Next, I get Ronnie out into the lane and when I start him up 8m from the lens he immediately trips the white light. Looking on screen I can see there’s amplification noise but very little blur. I force the camera into night mode and with IR activated there’s not much in the way of blur, either. Looking at the images later I decide the colour image supported by white light is superior to the IR but there’s not as much in it as you’d expect.


Sony’s VB642D is an unusually good camera that manages its work in ways I’ve not seen before. With its slightly noisy image stream I was prepared to be disappointed, to consider this a camera built to a price. But there’s much more going here. Thanks to Exmor R processing, a quality lens, good autofocus speed and analytics-powered integrated white light, the VB642D gets faces and moving license plates in levels of light that would overwhelm most other cameras.

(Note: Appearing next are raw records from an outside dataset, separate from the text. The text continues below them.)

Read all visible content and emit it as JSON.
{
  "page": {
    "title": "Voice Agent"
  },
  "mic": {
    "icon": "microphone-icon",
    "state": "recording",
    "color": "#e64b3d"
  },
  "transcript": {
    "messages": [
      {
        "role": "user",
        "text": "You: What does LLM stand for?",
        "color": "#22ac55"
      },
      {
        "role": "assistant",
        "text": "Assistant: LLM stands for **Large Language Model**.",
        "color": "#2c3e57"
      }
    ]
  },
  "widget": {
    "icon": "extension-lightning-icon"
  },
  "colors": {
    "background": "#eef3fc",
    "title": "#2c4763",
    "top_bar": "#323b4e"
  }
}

Further strengths of the VB642D include a useful zoom range for street applications, strong IR performance, excellent WDR and a seamless variable light performance in tough street scenes. There’s a little more than the usual level of noise in good light and less than the usual level of noise under 2 lux – throughout the transition from light to dark, amplification is very consistent. Regardless of its other qualities and characteristics, the greatest strength of this camera is an operational ability to guarantee colour, face recognition and moving license plates in failing light and low light.


Features of the Sony SNC-VB642D bullet camera include:

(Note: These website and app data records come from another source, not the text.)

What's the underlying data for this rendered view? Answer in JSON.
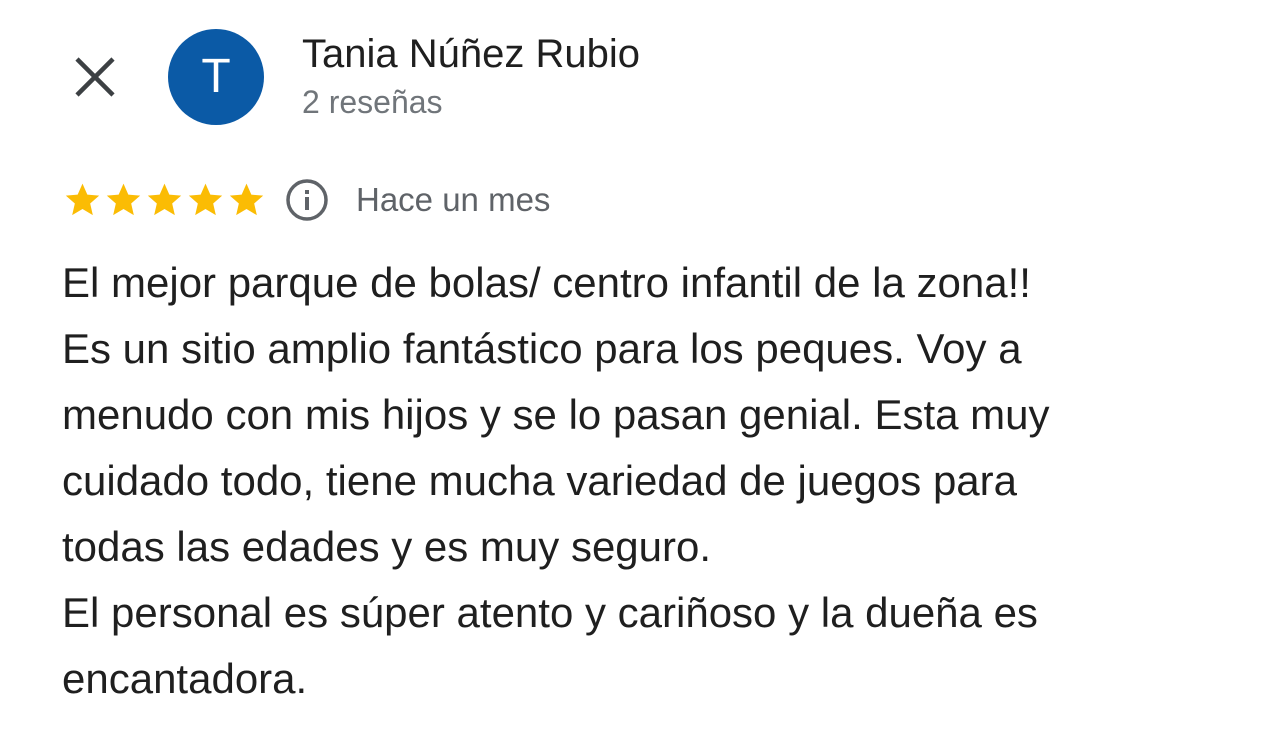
{
  "header": {
    "close_icon": "close-icon",
    "avatar_letter": "T",
    "avatar_color": "#0b5aa6",
    "author_name": "Tania Núñez Rubio",
    "author_meta": "2 reseñas"
  },
  "rating": {
    "stars": 5,
    "max_stars": 5,
    "star_color": "#fbbc04",
    "info_icon": "info-icon",
    "time": "Hace un mes"
  },
  "review": {
    "text": "El mejor parque de bolas/ centro infantil de la zona!!\nEs un sitio amplio fantástico para los peques. Voy a\nmenudo con mis hijos y se lo pasan genial. Esta muy\ncuidado todo, tiene mucha variedad de juegos para\ntodas las edades y es muy seguro.\nEl personal es súper atento y cariñoso y la dueña es\nencantadora."
  }
}
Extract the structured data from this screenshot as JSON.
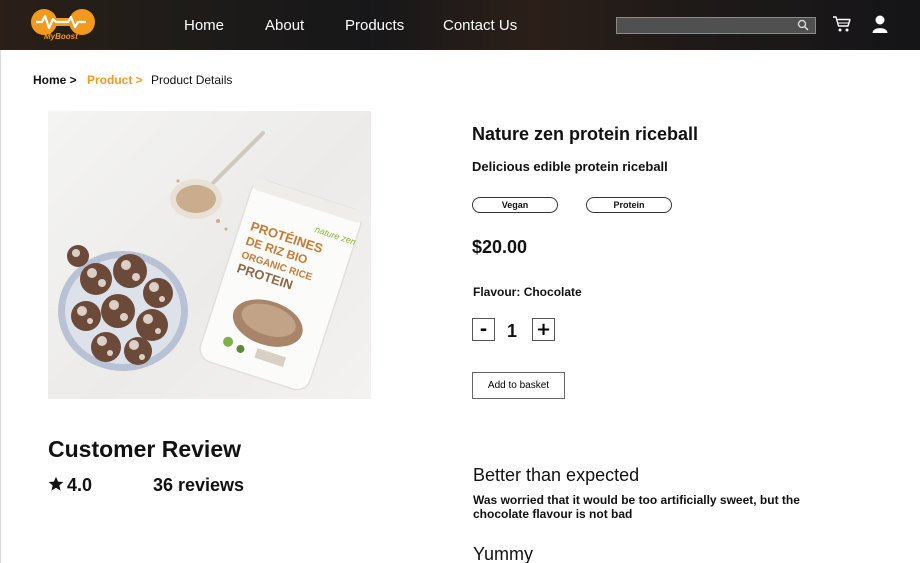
{
  "brand": {
    "logo_text": "MyBoost",
    "accent_color": "#f39a1e"
  },
  "nav": {
    "items": [
      "Home",
      "About",
      "Products",
      "Contact Us"
    ],
    "search_placeholder": "",
    "icons": [
      "search-icon",
      "cart-icon",
      "user-icon"
    ]
  },
  "breadcrumb": {
    "home": "Home >",
    "product": "Product >",
    "current": "Product Details"
  },
  "product": {
    "title": "Nature zen protein riceball",
    "subtitle": "Delicious edible protein riceball",
    "tags": [
      "Vegan",
      "Protein"
    ],
    "price": "$20.00",
    "flavour_label": "Flavour:",
    "flavour_value": "Chocolate",
    "quantity": "1",
    "minus_label": "-",
    "plus_label": "+",
    "add_to_basket": "Add to basket",
    "image": {
      "jar_text_lines": [
        "nature zen",
        "PROTÉINES",
        "DE RIZ BIO",
        "ORGANIC RICE",
        "PROTEIN"
      ]
    }
  },
  "reviews": {
    "heading": "Customer Review",
    "rating": "4.0",
    "count": "36 reviews",
    "items": [
      {
        "title": "Better than expected",
        "body": "Was worried that it would be too artificially sweet, but the chocolate flavour is not bad"
      },
      {
        "title": "Yummy",
        "body": ""
      }
    ]
  }
}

* 1080p Resolution from ½.8-inch Exmor R CMOS
* Motorised 3-9mm F1.2 lens with auto focus
* Minimum scene illumination of 0.006 lux at 30 IRE
* IP66 and IK8 rated housing
* IR Range of 100m and white light range of 11m
* XDNR noise reduction, electronic image stabiliser,
* 20 privacy masks, SDXC storage slot, voice alert
* Intelligent video and audio analytics
* H.264 and JPEG at 60ips.

Click to Bookmark Post
Post Bookmarked


SEN News
SEN Newshttps://sen.news
Security & Electronics Networks - Leading the Security Industry with News and Latest Events. Providing information and pre-release updates on the latest tech and bringing it all to you daily. SEN News has been in print for over 20 years and has grown strong as a worldwide resource in digital media.


Please enter your comment!
Please enter your name here

Related Articles


17.9 C
13.8 C
26.8 C
16.8 C
14.6 C
16.7 C
15 C
24.9 C


- Advertisement -